__YOUR GOAL__.
In the copy, include every entry exactly but none of the pictures.

__SOURCE RECORDS__.
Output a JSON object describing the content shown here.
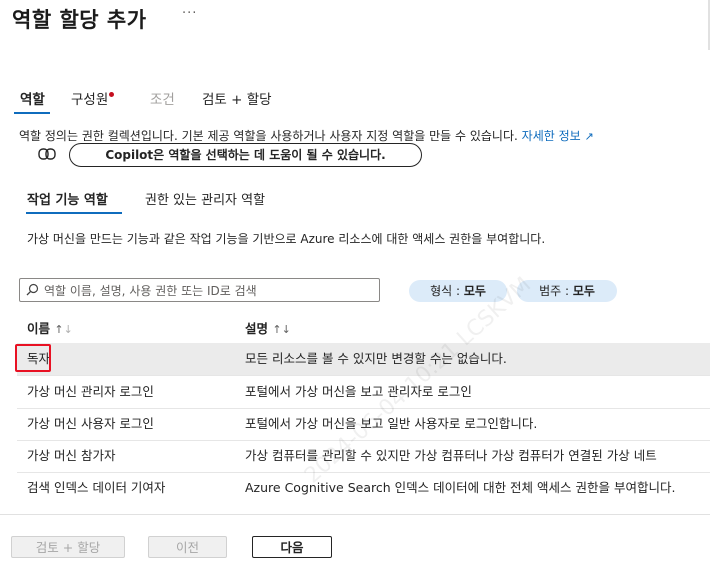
{
  "header": {
    "title": "역할 할당 추가",
    "more_label": "···"
  },
  "tabs": [
    {
      "label": "역할",
      "state": "active"
    },
    {
      "label": "구성원",
      "state": "normal",
      "has_dot": true
    },
    {
      "label": "조건",
      "state": "disabled"
    },
    {
      "label": "검토 + 할당",
      "state": "normal"
    }
  ],
  "description": {
    "text": "역할 정의는 권한 컬렉션입니다. 기본 제공 역할을 사용하거나 사용자 지정 역할을 만들 수 있습니다.",
    "link": "자세한 정보"
  },
  "copilot": {
    "icon": "copilot-icon",
    "label": "Copilot은 역할을 선택하는 데 도움이 될 수 있습니다."
  },
  "role_tabs": [
    {
      "label": "작업 기능 역할",
      "active": true
    },
    {
      "label": "권한 있는 관리자 역할",
      "active": false
    }
  ],
  "info_text": "가상 머신을 만드는 기능과 같은 작업 기능을 기반으로 Azure 리소스에 대한 액세스 권한을 부여합니다.",
  "search": {
    "placeholder": "역할 이름, 설명, 사용 권한 또는 ID로 검색"
  },
  "filters": [
    {
      "label": "형식 :",
      "value": "모두"
    },
    {
      "label": "범주 :",
      "value": "모두"
    }
  ],
  "table": {
    "headers": [
      "이름",
      "설명"
    ],
    "rows": [
      {
        "name": "독자",
        "description": "모든 리소스를 볼 수 있지만 변경할 수는 없습니다.",
        "selected": true
      },
      {
        "name": "가상 머신 관리자 로그인",
        "description": "포털에서 가상 머신을 보고 관리자로 로그인"
      },
      {
        "name": "가상 머신 사용자 로그인",
        "description": "포털에서 가상 머신을 보고 일반 사용자로 로그인합니다."
      },
      {
        "name": "가상 머신 참가자",
        "description": "가상 컴퓨터를 관리할 수 있지만 가상 컴퓨터나 가상 컴퓨터가 연결된 가상 네트"
      },
      {
        "name": "검색 인덱스 데이터 기여자",
        "description": "Azure Cognitive Search 인덱스 데이터에 대한 전체 액세스 권한을 부여합니다."
      }
    ]
  },
  "footer": {
    "review_label": "검토 + 할당",
    "prev_label": "이전",
    "next_label": "다음"
  },
  "watermark": "2024-06-04 10:21 LCSKVM",
  "colors": {
    "accent": "#0f6cbd",
    "highlight": "#e81123",
    "pill_bg": "#dcebf9"
  }
}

__RESPONSE BELOW__.
Output a JSON object describing the content shown here.
{
  "header": {
    "title": "역할 할당 추가",
    "more_label": "···"
  },
  "tabs": [
    {
      "label": "역할",
      "state": "active"
    },
    {
      "label": "구성원",
      "state": "normal",
      "has_dot": true
    },
    {
      "label": "조건",
      "state": "disabled"
    },
    {
      "label": "검토 + 할당",
      "state": "normal"
    }
  ],
  "description": {
    "text": "역할 정의는 권한 컬렉션입니다. 기본 제공 역할을 사용하거나 사용자 지정 역할을 만들 수 있습니다.",
    "link": "자세한 정보"
  },
  "copilot": {
    "icon": "copilot-icon",
    "label": "Copilot은 역할을 선택하는 데 도움이 될 수 있습니다."
  },
  "role_tabs": [
    {
      "label": "작업 기능 역할",
      "active": true
    },
    {
      "label": "권한 있는 관리자 역할",
      "active": false
    }
  ],
  "info_text": "가상 머신을 만드는 기능과 같은 작업 기능을 기반으로 Azure 리소스에 대한 액세스 권한을 부여합니다.",
  "search": {
    "placeholder": "역할 이름, 설명, 사용 권한 또는 ID로 검색"
  },
  "filters": [
    {
      "label": "형식 :",
      "value": "모두"
    },
    {
      "label": "범주 :",
      "value": "모두"
    }
  ],
  "table": {
    "headers": [
      "이름",
      "설명"
    ],
    "rows": [
      {
        "name": "독자",
        "description": "모든 리소스를 볼 수 있지만 변경할 수는 없습니다.",
        "selected": true
      },
      {
        "name": "가상 머신 관리자 로그인",
        "description": "포털에서 가상 머신을 보고 관리자로 로그인"
      },
      {
        "name": "가상 머신 사용자 로그인",
        "description": "포털에서 가상 머신을 보고 일반 사용자로 로그인합니다."
      },
      {
        "name": "가상 머신 참가자",
        "description": "가상 컴퓨터를 관리할 수 있지만 가상 컴퓨터나 가상 컴퓨터가 연결된 가상 네트"
      },
      {
        "name": "검색 인덱스 데이터 기여자",
        "description": "Azure Cognitive Search 인덱스 데이터에 대한 전체 액세스 권한을 부여합니다."
      }
    ]
  },
  "footer": {
    "review_label": "검토 + 할당",
    "prev_label": "이전",
    "next_label": "다음"
  },
  "watermark": "2024-06-04 10:21 LCSKVM",
  "colors": {
    "accent": "#0f6cbd",
    "highlight": "#e81123",
    "pill_bg": "#dcebf9"
  }
}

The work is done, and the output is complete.